A MUM was left in disbelief when she noticed a $60 parking fine left on her car's windscreen, despite being parked in the driveway of her Perth home.
Courtney Luntie-Jenkins told Nine News that her Ford Ranger doesn't fit inside the garage at her house in Byford so she always parks it in the driveway.
She had been doing this for more than a year and had never had a problem or been told that it was illegal.
But according to the local council her parking habits were a safety concern as the car's tow bar stuck out onto the sidewalk, causing a potential hazard for pedestrians.
"By parking vehicles blocking any portion of the footpath, including the crossover (where your driveway and the footpath meet), pedestrians may be forced onto the road," according the WA government parking fact sheet.
"This can be both frustrating and dangerous for pedestrians, especially people with prams,
people with disabilities and young children."
The Perth mum was initially amused by the $60 fine when she noticed it on her windscreen.
"We laughed. I thought it was funny," Ms Luntie-Jenkins said.
"I saw it on my windscreen and thought it was hilarious."
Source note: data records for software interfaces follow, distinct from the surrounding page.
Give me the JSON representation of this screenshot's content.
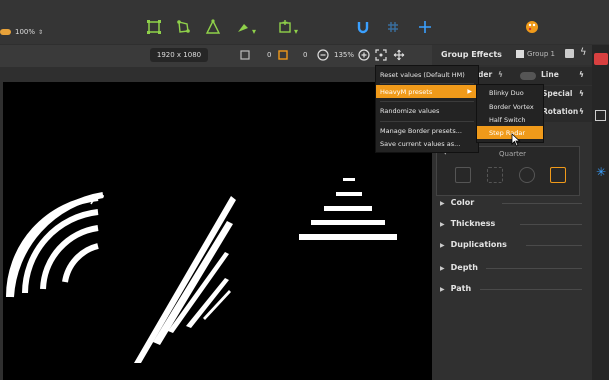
{
  "toolbar": {
    "zoom_value": "100%",
    "icons": [
      "rect-select-icon",
      "node-edit-icon",
      "triangle-icon",
      "pen-icon",
      "crop-icon",
      "magnet-icon",
      "grid-icon",
      "crosshair-icon",
      "palette-icon"
    ]
  },
  "subbar": {
    "resolution": "1920 x 1080",
    "field_a": "0",
    "field_b": "0",
    "zoom": "135%"
  },
  "panel": {
    "title": "Group Effects",
    "group_label": "Group 1",
    "tabs_row1": [
      "der",
      "Line"
    ],
    "tabs_row2": [
      "Special",
      "Rotation"
    ],
    "quarter_label": "Quarter",
    "sections": [
      "Color",
      "Thickness",
      "Duplications",
      "Depth",
      "Path"
    ]
  },
  "menu": {
    "items": [
      "Reset values (Default HM)",
      "HeavyM presets",
      "Randomize values",
      "Manage Border presets...",
      "Save current values as..."
    ],
    "submenu": [
      "Blinky Duo",
      "Border Vortex",
      "Half Switch",
      "Step Radar"
    ]
  },
  "colors": {
    "accent": "#f09a1a",
    "toolbar_icon": "#8fd14a",
    "blue_icon": "#3aa0ff"
  }
}
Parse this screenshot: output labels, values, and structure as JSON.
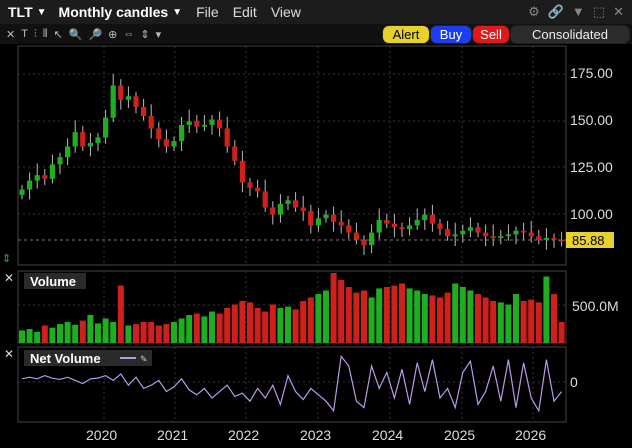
{
  "header": {
    "symbol": "TLT",
    "period": "Monthly candles",
    "menus": [
      "File",
      "Edit",
      "View"
    ]
  },
  "buttons": {
    "alert": "Alert",
    "buy": "Buy",
    "sell": "Sell",
    "consolidated": "Consolidated"
  },
  "price_panel": {
    "last": "85.88",
    "y_ticks": [
      "175.00",
      "150.00",
      "125.00",
      "100.00"
    ]
  },
  "volume_panel": {
    "title": "Volume",
    "y_tick": "500.0M"
  },
  "net_volume_panel": {
    "title": "Net Volume",
    "y_tick": "0"
  },
  "x_ticks": [
    "2020",
    "2021",
    "2022",
    "2023",
    "2024",
    "2025",
    "2026"
  ],
  "colors": {
    "up": "#1fae1f",
    "down": "#d0201b",
    "net": "#b79be8",
    "label": "#e6d22a"
  },
  "chart_data": {
    "type": "candlestick",
    "close": [
      114,
      119,
      122,
      120,
      128,
      132,
      138,
      146,
      138,
      140,
      143,
      154,
      172,
      164,
      166,
      160,
      155,
      148,
      142,
      138,
      141,
      150,
      152,
      149,
      150,
      153,
      148,
      138,
      130,
      118,
      115,
      113,
      104,
      100,
      106,
      108,
      104,
      102,
      94,
      98,
      100,
      96,
      94,
      90,
      86,
      83,
      90,
      97,
      95,
      93,
      92,
      94,
      97,
      100,
      95,
      92,
      88,
      89,
      91,
      93,
      90,
      88,
      87,
      88,
      89,
      91,
      90,
      88,
      86,
      87,
      86,
      85.88
    ],
    "volume": [
      0.18,
      0.2,
      0.16,
      0.25,
      0.22,
      0.27,
      0.3,
      0.26,
      0.32,
      0.4,
      0.28,
      0.35,
      0.3,
      0.82,
      0.25,
      0.27,
      0.3,
      0.3,
      0.25,
      0.27,
      0.3,
      0.35,
      0.4,
      0.42,
      0.38,
      0.45,
      0.42,
      0.5,
      0.55,
      0.6,
      0.58,
      0.5,
      0.45,
      0.55,
      0.5,
      0.52,
      0.48,
      0.6,
      0.65,
      0.7,
      0.75,
      1.0,
      0.9,
      0.8,
      0.72,
      0.75,
      0.65,
      0.78,
      0.8,
      0.82,
      0.85,
      0.78,
      0.75,
      0.7,
      0.68,
      0.65,
      0.72,
      0.85,
      0.8,
      0.75,
      0.7,
      0.65,
      0.6,
      0.58,
      0.55,
      0.7,
      0.6,
      0.62,
      0.58,
      0.95,
      0.7,
      0.3
    ],
    "net": [
      0.1,
      0.15,
      0.1,
      0.2,
      0.12,
      0.08,
      0.15,
      0.05,
      -0.05,
      0.1,
      0.12,
      0.2,
      0.05,
      0.25,
      -0.1,
      0.15,
      -0.2,
      -0.1,
      0.05,
      -0.3,
      -0.15,
      0.1,
      -0.25,
      -0.4,
      -0.2,
      -0.5,
      -0.3,
      -0.1,
      -0.45,
      -0.35,
      -0.6,
      -0.2,
      -0.5,
      -0.1,
      -0.7,
      0.2,
      -0.3,
      -0.55,
      -0.2,
      -0.4,
      -0.6,
      -0.9,
      0.8,
      0.5,
      -0.6,
      -0.8,
      0.5,
      -0.2,
      0.3,
      -0.5,
      0.4,
      -0.7,
      0.6,
      -0.3,
      0.7,
      -0.5,
      -0.2,
      -0.8,
      0.3,
      0.65,
      -0.7,
      -0.3,
      0.5,
      -0.6,
      0.7,
      -0.8,
      0.6,
      -0.5,
      -0.9,
      0.7,
      -0.6,
      -0.3
    ]
  }
}
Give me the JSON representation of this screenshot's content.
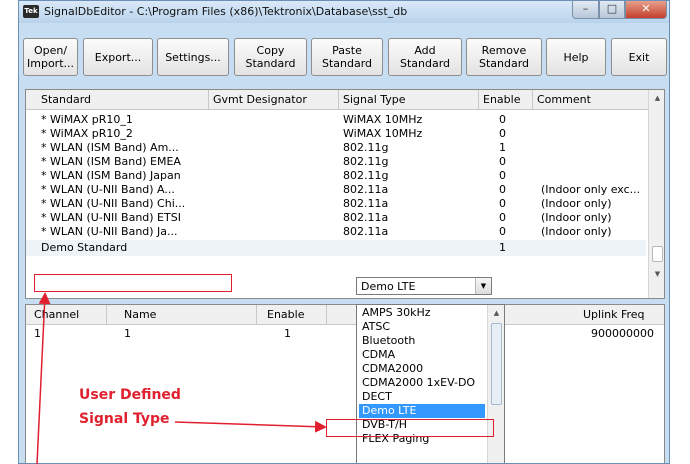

The council claimed the family, along with all other residents in the area, were told to park on the nature strip instead of the driveway.
Ms Luntie-Jenkins denied being warned not to park in her own driveway, adding that she was actually told not to park on the road and parking on the nature strip is also illegal due to the position of her house.
The parking issue stems from the short driveway, which measures just 5m from the garage door to the letterbox.
An average family car would only just fit in the space if parked right against the garage door, so for a bigger vehicle there is no way it can fit without spilling onto the path.
Even parking on the road in front of the driveway could result in a fine.
If someone parks in front of their own driveway, even if their car can't legally fit on it and there isn't another option, it is considered illegal.
The fine can range from about $80 to $260 depending on the state they live in.
Ms Luntie-Jenkins said she hopes the council will see sense and understand there aren't any other options for parking.
Sustainability expert Peter Newman told Nine News a continual decrease in block sizes means this issue is going to become a lot more common.
"If you constantly regulate and go around fining people because they're half an inch over a boundary then we are going to have problems," he said.